top of page


Stone2 (3).jpg

What Is in the Blood is a poetry memoir about growing up in rural Pennsylvania in the 1960s and ‘70s with a mother suffering from bipolar disorder. The book describes a girl’s early childhood and adolescence from having a vibrant mother to… “the ghost who was my mother drifting from bed to bed…layering herself under covers like a fallow field.”

What Is in the Blood is about being female in America, the expectations of caregiving, and the toll gender takes on women. The poet makes clear the journey and impact of caring for a mentally ill parent while becoming a woman and mother herself.  

The gardens, fields, rivers and mountains of the author’s childhood provide both context and purpose to the family’s struggle. What Is in the Blood is finally a book about how the natural world holds and cares for those who rely on it for solace.
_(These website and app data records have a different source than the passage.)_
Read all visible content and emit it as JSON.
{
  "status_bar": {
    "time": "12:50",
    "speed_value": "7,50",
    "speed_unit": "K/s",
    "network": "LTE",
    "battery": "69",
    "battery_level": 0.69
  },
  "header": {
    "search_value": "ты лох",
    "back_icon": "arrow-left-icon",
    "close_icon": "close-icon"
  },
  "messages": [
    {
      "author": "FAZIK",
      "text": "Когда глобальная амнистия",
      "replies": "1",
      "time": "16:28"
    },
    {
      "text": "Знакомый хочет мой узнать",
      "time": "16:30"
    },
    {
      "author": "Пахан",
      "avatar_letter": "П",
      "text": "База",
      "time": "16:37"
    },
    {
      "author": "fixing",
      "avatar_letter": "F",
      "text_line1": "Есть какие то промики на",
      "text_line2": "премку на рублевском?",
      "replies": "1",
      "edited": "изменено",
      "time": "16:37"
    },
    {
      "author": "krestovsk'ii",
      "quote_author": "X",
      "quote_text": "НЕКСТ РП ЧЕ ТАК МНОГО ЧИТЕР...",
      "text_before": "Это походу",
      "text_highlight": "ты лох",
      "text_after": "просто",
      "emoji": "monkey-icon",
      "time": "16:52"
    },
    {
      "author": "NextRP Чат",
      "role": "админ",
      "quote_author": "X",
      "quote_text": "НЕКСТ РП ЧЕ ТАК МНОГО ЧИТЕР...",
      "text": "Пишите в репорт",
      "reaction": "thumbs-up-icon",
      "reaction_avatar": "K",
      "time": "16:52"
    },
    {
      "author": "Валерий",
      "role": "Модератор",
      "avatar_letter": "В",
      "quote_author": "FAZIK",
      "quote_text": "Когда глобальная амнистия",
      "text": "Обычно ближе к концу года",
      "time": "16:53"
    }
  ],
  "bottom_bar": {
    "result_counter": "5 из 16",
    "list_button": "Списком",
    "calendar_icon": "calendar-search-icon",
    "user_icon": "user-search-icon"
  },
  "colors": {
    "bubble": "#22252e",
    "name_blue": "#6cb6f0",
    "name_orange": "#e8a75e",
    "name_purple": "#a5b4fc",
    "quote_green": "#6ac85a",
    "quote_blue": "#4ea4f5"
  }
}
A landmark literary anthology of poems, stories, and essays, Choice Words collects essential voices that renew our courage in the struggle to defend reproductive rights. Twenty years in the making, the book spans continents and centuries. These essays, poems, and prose are a testament to the profound political power of defying shame.

“This book is a treasure, a gift, and a long-overdue shining of light in the most secret, sometimes painful, and often defiant lives of women. I am grateful that this anthology finally exists.” —Elizabeth Gilbert, author, Eat, Pray, Love

Recent Publications

"Elegy for mental illness”

The Lindenwood Review, Vol. 1, Issue 13, 2023

“Men I grew up with”

The Museum of Americana, Issue 29, Spring 2023

“I am turning into plant”

River Heron Review, Poems, for Now, October 15, 2022

“My life as a jelly jar”

Passengers Journal

September 2022

“Instructions on leaving {mother}”

“Recipe for daughters leaving”

Tab: The Journal of Poetry & Poetics

September 2022



The Solid Living World, won the 2013 Michigan Writers Cooperative Press chapbook contest.

“This is important poetry, linking the human experience to the natural world. It has some of the best elements of fiction, but there’s no doubt that these poems are songs — musical and memorable and full of vivid imagery.The poet has a painter’s eye, and I’ve enjoyed rereading the chapbook as much as I enjoyed my first reading.” — Laura Kasischke

bottom of page